TRACK & FIELD—With only three hours sleep after competing in the Maple Leaf Games in Toronto on the previous night, TOM VON RUDEN ran the first sub-four-minute indoor mile in three years as he clocked a 3:59.4 at the Fort Worth Coaches Indoor Games. Jim Crawford set a strong pace and came in second with a creditable 4:01.4. In Seattle KERRY PEARCE of Australia equaled his world record of 8:27 2 in the two-mile run. Pearce, running for the University of Texas-El Paso, actually bettered his own mark by one-tenth of a second, but rules require the times be clocked to the nearest fifth of a second. In Long Beach, Calif. GEORGE FRENN broke the outdoor world record for the 35-pound weight throw by heaving a distance of 72'3½"—one inch better than the old standard. A Kent State student, AL SCHOTERMAN, broke the NCAA record for the same weight with a toss of 66'5½" at the Eastern Michigan Invitational Indoor Track Meet. PAT McMAHON, a 28-year-old former Olympian from Ireland, won the World Masters Marathon in two hours, 18 minutes 37.7 seconds at Anaheim, Calif. Five minutes behind the Maynard, Mass. schoolteacher was Steve Dean, a junior at Sacramento State.
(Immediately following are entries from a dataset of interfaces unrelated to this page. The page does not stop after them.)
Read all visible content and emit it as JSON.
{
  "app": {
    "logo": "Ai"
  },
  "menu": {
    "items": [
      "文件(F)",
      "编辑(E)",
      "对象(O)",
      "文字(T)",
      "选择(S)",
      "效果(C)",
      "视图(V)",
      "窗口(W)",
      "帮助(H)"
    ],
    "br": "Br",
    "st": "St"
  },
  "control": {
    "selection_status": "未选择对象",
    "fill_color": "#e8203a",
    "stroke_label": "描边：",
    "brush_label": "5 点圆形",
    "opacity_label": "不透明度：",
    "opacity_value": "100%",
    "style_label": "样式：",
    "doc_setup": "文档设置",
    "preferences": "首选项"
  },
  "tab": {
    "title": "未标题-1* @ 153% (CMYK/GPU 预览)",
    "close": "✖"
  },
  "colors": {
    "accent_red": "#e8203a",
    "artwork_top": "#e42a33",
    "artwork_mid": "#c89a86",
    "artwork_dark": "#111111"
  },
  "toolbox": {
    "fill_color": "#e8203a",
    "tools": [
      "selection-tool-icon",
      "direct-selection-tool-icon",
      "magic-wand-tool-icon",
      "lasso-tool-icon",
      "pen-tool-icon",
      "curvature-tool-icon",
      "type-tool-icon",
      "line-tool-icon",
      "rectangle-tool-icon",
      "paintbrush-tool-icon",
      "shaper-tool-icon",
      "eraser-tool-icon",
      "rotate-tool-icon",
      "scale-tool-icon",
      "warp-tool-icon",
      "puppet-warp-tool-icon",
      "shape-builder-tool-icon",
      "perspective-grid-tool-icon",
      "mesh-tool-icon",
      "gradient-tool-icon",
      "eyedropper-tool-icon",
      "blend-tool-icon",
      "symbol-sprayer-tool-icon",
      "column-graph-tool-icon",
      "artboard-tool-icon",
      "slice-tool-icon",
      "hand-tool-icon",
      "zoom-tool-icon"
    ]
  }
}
MILEPOSTS—APPOINTED: A special 10-man committee, to select deserving players from the old Negro League to nonmember status in the Baseball Hall of Fame, by Commissioner Bowie Kuhn.

NAMED: VINCE LOMBARDI, JIM BROWN, Y.A. TITTLE, NORM VAN BROCKLIN, ANDY ROBUSTELLI, FRANK KINARD and BILL HEWITT to the Pro Football Hall of Fame.

DIED: STEPHEN YERKES, 82, the Boston Red Sox second baseman who won fame in the 1912 World Series when he drove in the winning run of the first game against the New York Giants; in Lansdale, Pa.